In the end, despite it being the result of a plan going wrong, I rather enjoyed my night and morning alone in Inverness. The B&B I stayed in was fun, having a cheerful and chatty old lady host who provided a really nice cooked breakfast, and asked me to leave a positive review so that she could retire on a high (I was happy to oblige). The place seemed to have been decorated by someone who had the same taste in home decor as I do in socks, namely “the more bright colours and clashing patterns the better”, which I found quite endearing. My morning was filled with first pottering around some shops collecting items for our holiday, and then spending a relaxed hour or so in a café writing up some posts for this blog!
It was about 1:30pm when Erithacus, Vesper and Millicent arrived in Inverness. Our ferry to the Hebrides was scheduled to leave Ullapool, which is around an hour and a quarter’s drive from Inverness, at 6:30, so we had a good few hours in the meantime to fill with one of our favourite pastimes: visiting funny-shaped rocks! Well, not quite, but it must be admitted that when my friends and I find historical sites to visit in Scotland, they do often end up being of the inscribed stone/stone circle/cairns/grave slabs variety rather often. And so it was that we drove off to visit the Clava Cairns, a really rather impressive complex of prehistoric burial cairns and standing stones a little way to the east of Inverness.
This map area
Following the Clava Cairns, we made one more stop before heading over to Ullapool to catch our ferry which, as you may have guessed, brought me to this new map area!
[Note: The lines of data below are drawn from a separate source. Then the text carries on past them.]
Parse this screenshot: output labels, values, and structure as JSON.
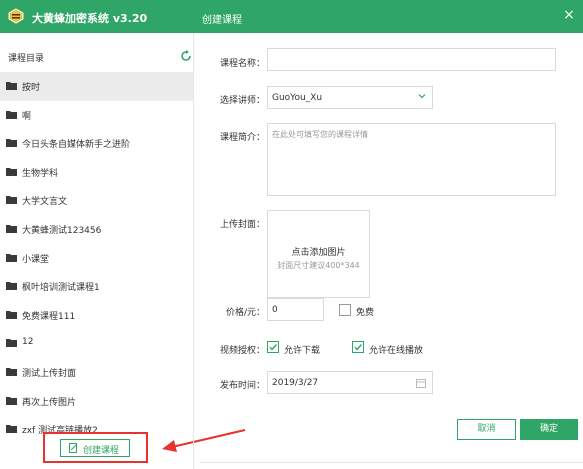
{
  "app": {
    "title": "大黄蜂加密系统 v3.20"
  },
  "dialog": {
    "title": "创建课程",
    "close": "×"
  },
  "sidebar": {
    "header": "课程目录",
    "items": [
      {
        "label": "按时",
        "selected": true
      },
      {
        "label": "啊"
      },
      {
        "label": "今日头条自媒体新手之进阶"
      },
      {
        "label": "生物学科"
      },
      {
        "label": "大学文言文"
      },
      {
        "label": "大黄蜂测试123456"
      },
      {
        "label": "小课堂"
      },
      {
        "label": "枫叶培训测试课程1"
      },
      {
        "label": "免费课程111"
      },
      {
        "label": "12"
      },
      {
        "label": "测试上传封面"
      },
      {
        "label": "再次上传图片"
      },
      {
        "label": "zxf 测试高链播放2"
      }
    ],
    "create_button": "创建课程"
  },
  "form": {
    "course_name_label": "课程名称：",
    "course_name_value": "",
    "teacher_label": "选择讲师：",
    "teacher_value": "GuoYou_Xu",
    "intro_label": "课程简介：",
    "intro_placeholder": "在此处可填写您的课程详情",
    "cover_label": "上传封面：",
    "cover_add": "点击添加图片",
    "cover_hint": "封面尺寸建议400*344",
    "price_label": "价格/元：",
    "price_value": "0",
    "free_label": "免费",
    "free_checked": false,
    "auth_label": "视频授权：",
    "allow_download_label": "允许下载",
    "allow_download_checked": true,
    "allow_online_label": "允许在线播放",
    "allow_online_checked": true,
    "publish_label": "发布时间：",
    "publish_value": "2019/3/27"
  },
  "buttons": {
    "cancel": "取消",
    "confirm": "确定"
  },
  "colors": {
    "brand": "#2fa667",
    "annotation": "#e8322e",
    "folder": "#3a3a3a"
  }
}
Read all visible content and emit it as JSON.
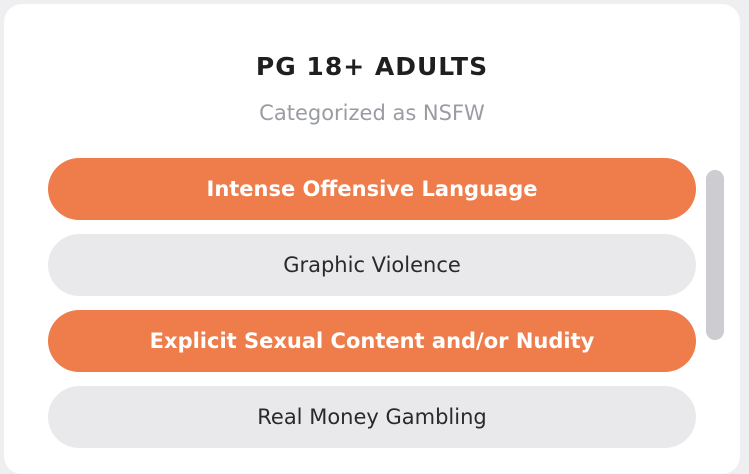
{
  "rating": {
    "title": "PG 18+ ADULTS",
    "subtitle": "Categorized as NSFW"
  },
  "options": [
    {
      "label": "Intense Offensive Language",
      "selected": true
    },
    {
      "label": "Graphic Violence",
      "selected": false
    },
    {
      "label": "Explicit Sexual Content and/or Nudity",
      "selected": true
    },
    {
      "label": "Real Money Gambling",
      "selected": false
    }
  ],
  "colors": {
    "accent": "#ee7d4b",
    "unselected_bg": "#e9e9ec",
    "card_bg": "#ffffff",
    "page_bg": "#efeff2"
  }
}
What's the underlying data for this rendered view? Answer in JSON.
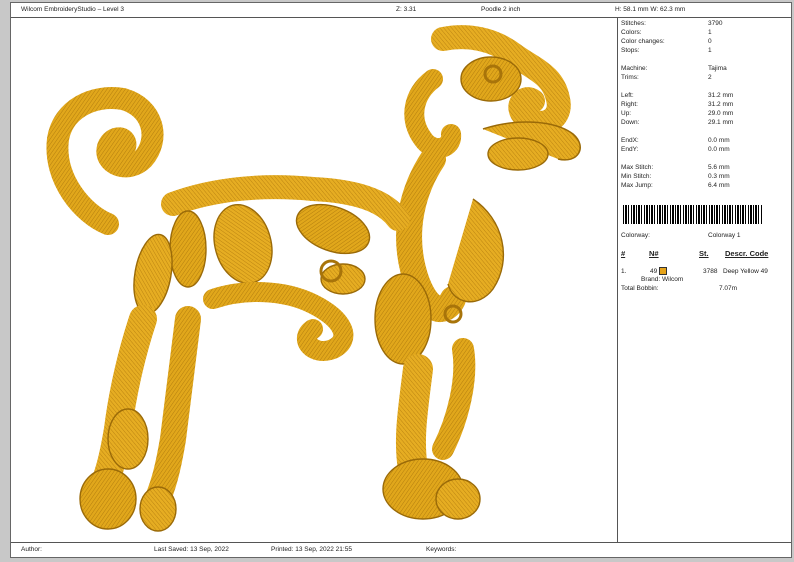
{
  "header": {
    "app_title": "Wilcom EmbroideryStudio – Level 3",
    "zoom": "Z: 3.31",
    "design_name": "Poodle 2 inch",
    "dimensions": "H: 58.1 mm   W: 62.3 mm"
  },
  "stats": [
    {
      "label": "Stitches:",
      "value": "3790"
    },
    {
      "label": "Colors:",
      "value": "1"
    },
    {
      "label": "Color changes:",
      "value": "0"
    },
    {
      "label": "Stops:",
      "value": "1"
    },
    {
      "label": "Machine:",
      "value": "Tajima"
    },
    {
      "label": "Trims:",
      "value": "2"
    },
    {
      "label": "Left:",
      "value": "31.2 mm"
    },
    {
      "label": "Right:",
      "value": "31.2 mm"
    },
    {
      "label": "Up:",
      "value": "29.0 mm"
    },
    {
      "label": "Down:",
      "value": "29.1 mm"
    },
    {
      "label": "EndX:",
      "value": "0.0 mm"
    },
    {
      "label": "EndY:",
      "value": "0.0 mm"
    },
    {
      "label": "Max Stitch:",
      "value": "5.6 mm"
    },
    {
      "label": "Min Stitch:",
      "value": "0.3 mm"
    },
    {
      "label": "Max Jump:",
      "value": "6.4 mm"
    }
  ],
  "colorway": {
    "label": "Colorway:",
    "value": "Colorway 1"
  },
  "table": {
    "headers": [
      "#",
      "N#",
      "St.",
      "Descr. Code"
    ],
    "rows": [
      {
        "index": "1.",
        "n": "49",
        "stitches": "3788",
        "desc": "Deep Yellow 49",
        "brand": "Brand: Wilcom",
        "swatch_color": "#e5a31a"
      }
    ]
  },
  "bobbin": {
    "label": "Total Bobbin:",
    "value": "7.07m"
  },
  "footer": {
    "author": "Author:",
    "last_saved": "Last Saved: 13 Sep, 2022",
    "printed": "Printed: 13 Sep, 2022 21:55",
    "keywords": "Keywords:"
  },
  "colors": {
    "thread": "#e1a71b",
    "thread_dark": "#a8740a",
    "thread_light": "#f6cf4c"
  }
}
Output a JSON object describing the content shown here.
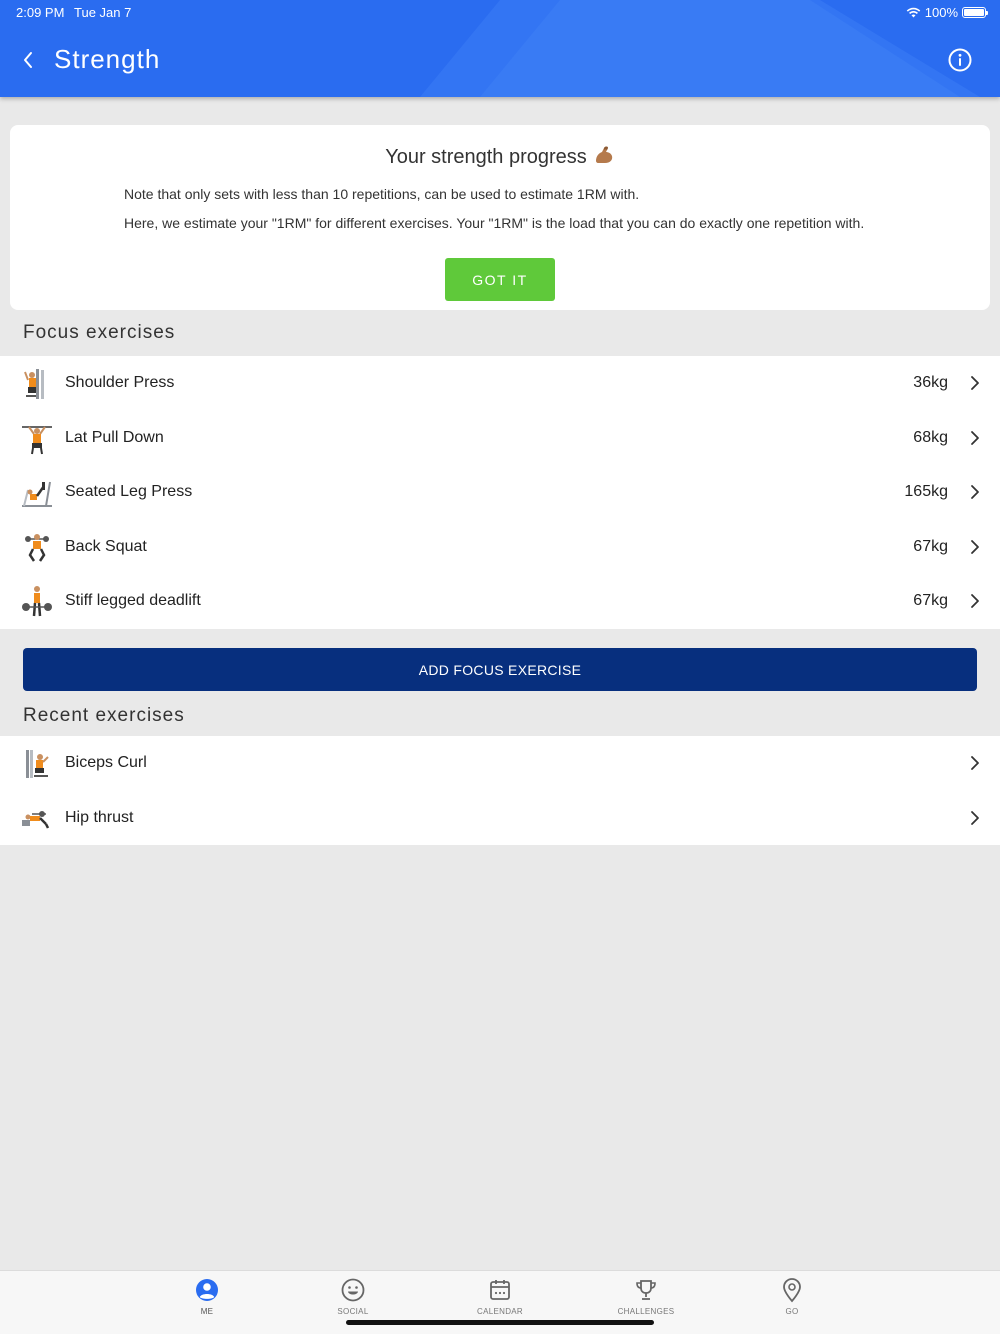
{
  "status": {
    "time": "2:09 PM",
    "date": "Tue Jan 7",
    "battery": "100%"
  },
  "header": {
    "title": "Strength"
  },
  "card": {
    "title": "Your strength progress",
    "note": "Note that only sets with less than 10 repetitions, can be used to estimate 1RM with.",
    "description": "Here, we estimate your \"1RM\" for different exercises. Your \"1RM\" is the load that you can do exactly one repetition with.",
    "button": "GOT IT"
  },
  "focus": {
    "title": "Focus exercises",
    "items": [
      {
        "name": "Shoulder Press",
        "value": "36kg"
      },
      {
        "name": "Lat Pull Down",
        "value": "68kg"
      },
      {
        "name": "Seated Leg Press",
        "value": "165kg"
      },
      {
        "name": "Back Squat",
        "value": "67kg"
      },
      {
        "name": "Stiff legged deadlift",
        "value": "67kg"
      }
    ],
    "add_button": "ADD FOCUS EXERCISE"
  },
  "recent": {
    "title": "Recent exercises",
    "items": [
      {
        "name": "Biceps Curl"
      },
      {
        "name": "Hip thrust"
      }
    ]
  },
  "tabs": [
    {
      "label": "ME",
      "icon": "person-icon",
      "active": true
    },
    {
      "label": "SOCIAL",
      "icon": "smiley-icon"
    },
    {
      "label": "CALENDAR",
      "icon": "calendar-icon"
    },
    {
      "label": "CHALLENGES",
      "icon": "trophy-icon"
    },
    {
      "label": "GO",
      "icon": "location-pin-icon"
    }
  ],
  "colors": {
    "header": "#2a6cf0",
    "primary_button": "#072f7e",
    "success": "#5fc93a",
    "active_tab": "#2a6cf0"
  }
}
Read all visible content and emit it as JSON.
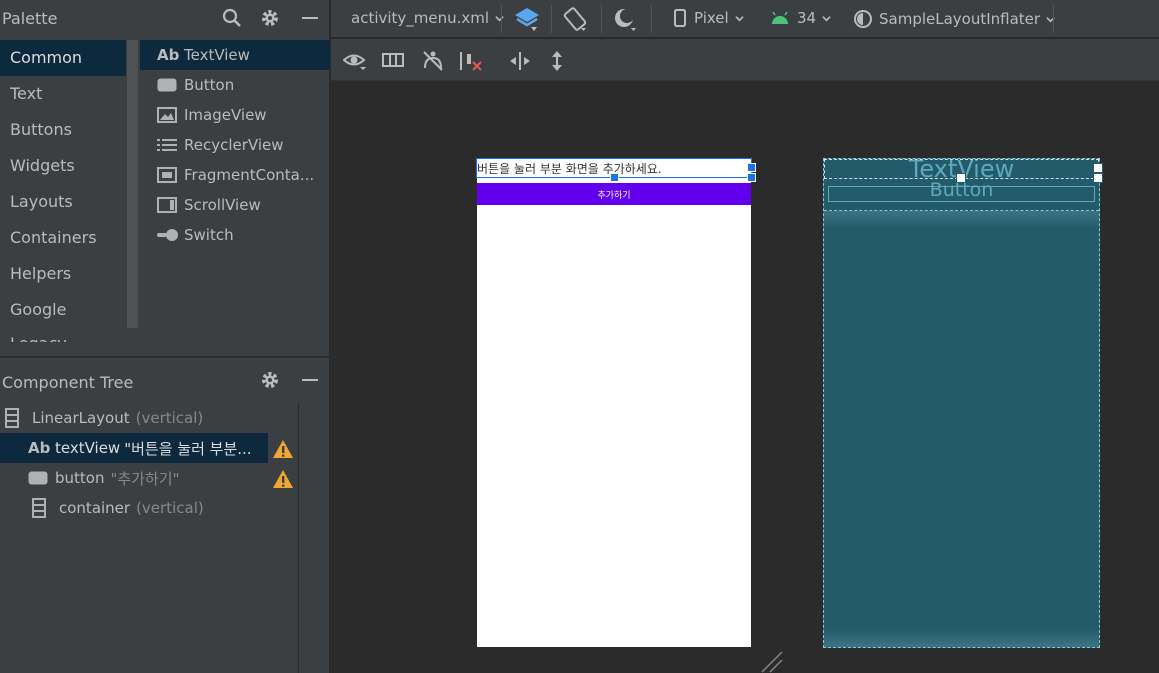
{
  "palette": {
    "title": "Palette",
    "categories": [
      "Common",
      "Text",
      "Buttons",
      "Widgets",
      "Layouts",
      "Containers",
      "Helpers",
      "Google",
      "Legacy"
    ],
    "selected_category": "Common",
    "widgets": [
      {
        "label": "TextView",
        "icon": "textview-icon",
        "prefix": "Ab"
      },
      {
        "label": "Button",
        "icon": "button-icon"
      },
      {
        "label": "ImageView",
        "icon": "image-icon"
      },
      {
        "label": "RecyclerView",
        "icon": "list-icon"
      },
      {
        "label": "FragmentConta...",
        "icon": "fragment-icon"
      },
      {
        "label": "ScrollView",
        "icon": "scroll-icon"
      },
      {
        "label": "Switch",
        "icon": "switch-icon"
      }
    ]
  },
  "component_tree": {
    "title": "Component Tree",
    "items": [
      {
        "name": "LinearLayout",
        "detail": "(vertical)",
        "icon": "linear-layout-icon"
      },
      {
        "prefix": "Ab",
        "name": "textView",
        "detail": "\"버튼을 눌러 부분...",
        "icon": "textview-icon",
        "warning": true
      },
      {
        "name": "button",
        "detail": "\"추가하기\"",
        "icon": "button-icon",
        "warning": true
      },
      {
        "name": "container",
        "detail": "(vertical)",
        "icon": "linear-layout-icon"
      }
    ]
  },
  "toolbar": {
    "file": "activity_menu.xml",
    "device": "Pixel",
    "api": "34",
    "theme": "SampleLayoutInflater"
  },
  "design": {
    "textview_text": "버튼을 눌러 부분 화면을 추가하세요.",
    "button_text": "추가하기"
  },
  "blueprint": {
    "textview_text": "TextView",
    "button_text": "Button"
  },
  "colors": {
    "accent": "#6200ee",
    "selection": "#1a73e8",
    "blueprint_bg": "#235b6b",
    "warning": "#f0a732"
  }
}
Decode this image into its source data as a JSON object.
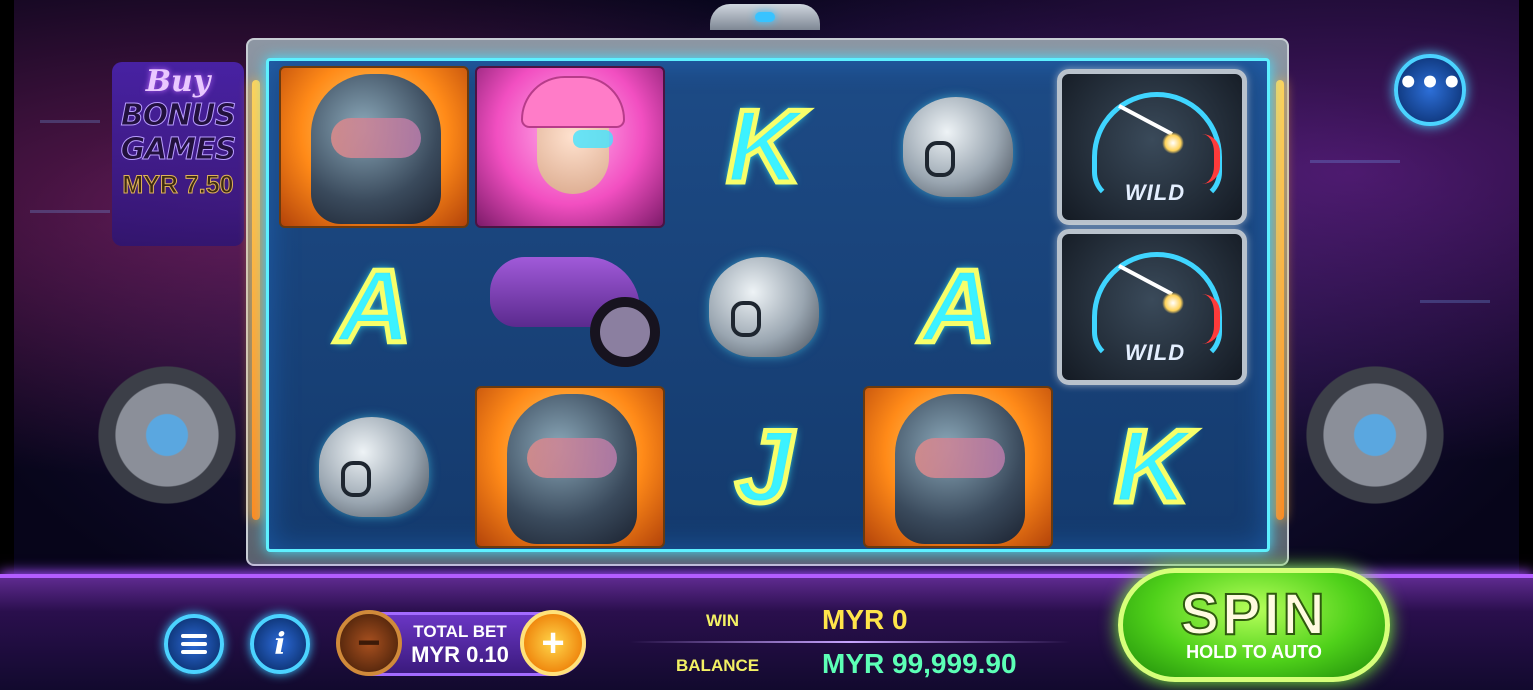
{
  "buy_bonus": {
    "line1": "Buy",
    "line2": "BONUS",
    "line3": "GAMES",
    "price": "MYR 7.50"
  },
  "reels": {
    "row1": [
      "rider-orange",
      "rider-pink",
      "K",
      "pod",
      "WILD"
    ],
    "row2": [
      "A",
      "bike",
      "pod",
      "A",
      "WILD"
    ],
    "row3": [
      "pod",
      "rider-orange",
      "J",
      "rider-orange",
      "K"
    ],
    "letters": {
      "K": "K",
      "A": "A",
      "J": "J"
    },
    "wild_label": "WILD"
  },
  "menu": {
    "dots": "•••"
  },
  "bottom": {
    "total_bet_label": "TOTAL BET",
    "total_bet_value": "MYR 0.10",
    "minus": "−",
    "plus": "+",
    "info": "i",
    "win_label": "WIN",
    "win_value": "MYR 0",
    "balance_label": "BALANCE",
    "balance_value": "MYR 99,999.90",
    "spin_label": "SPIN",
    "spin_sub": "HOLD TO AUTO"
  },
  "colors": {
    "accent_cyan": "#4bd3ff",
    "spin_green": "#4fd11a",
    "win_yellow": "#ffe54a",
    "balance_green": "#5cffb6",
    "bar_purple": "#b35dff"
  }
}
Specifically, this stop brought us to the village of Strathpeffer, to go to see the Eagle Stone, a lone Pictish stone. I was rather excited about this – one hears a lot about the Picts studying early medieval British history, though admittedly mainly what one hears is how little we know about them, and Pictish stones are one of the main things they left behind.
The stone is pretty easy to get to, standing just a little way up a public footpath from the centre of Strathpeffer, in a field with rather dramatic views down the valley. We were surprised by how clear the eagle carving is – I couldn’t have told you it’s an eagle rather than some other bird, admittedly, but there was no squinting required at all to see the designs. There was a sign advertising something called the Highland Pictish Trail, which looked rather interesting – a long-distance trail connecting together various Pictish sites. That would be fun to do some of one day!
And.. that was it, really! After taking a look at the stone, we tramped back to the car, went to Ullapool and, after some waiting around, got our ferry. After that, we had a lovely week on Harris!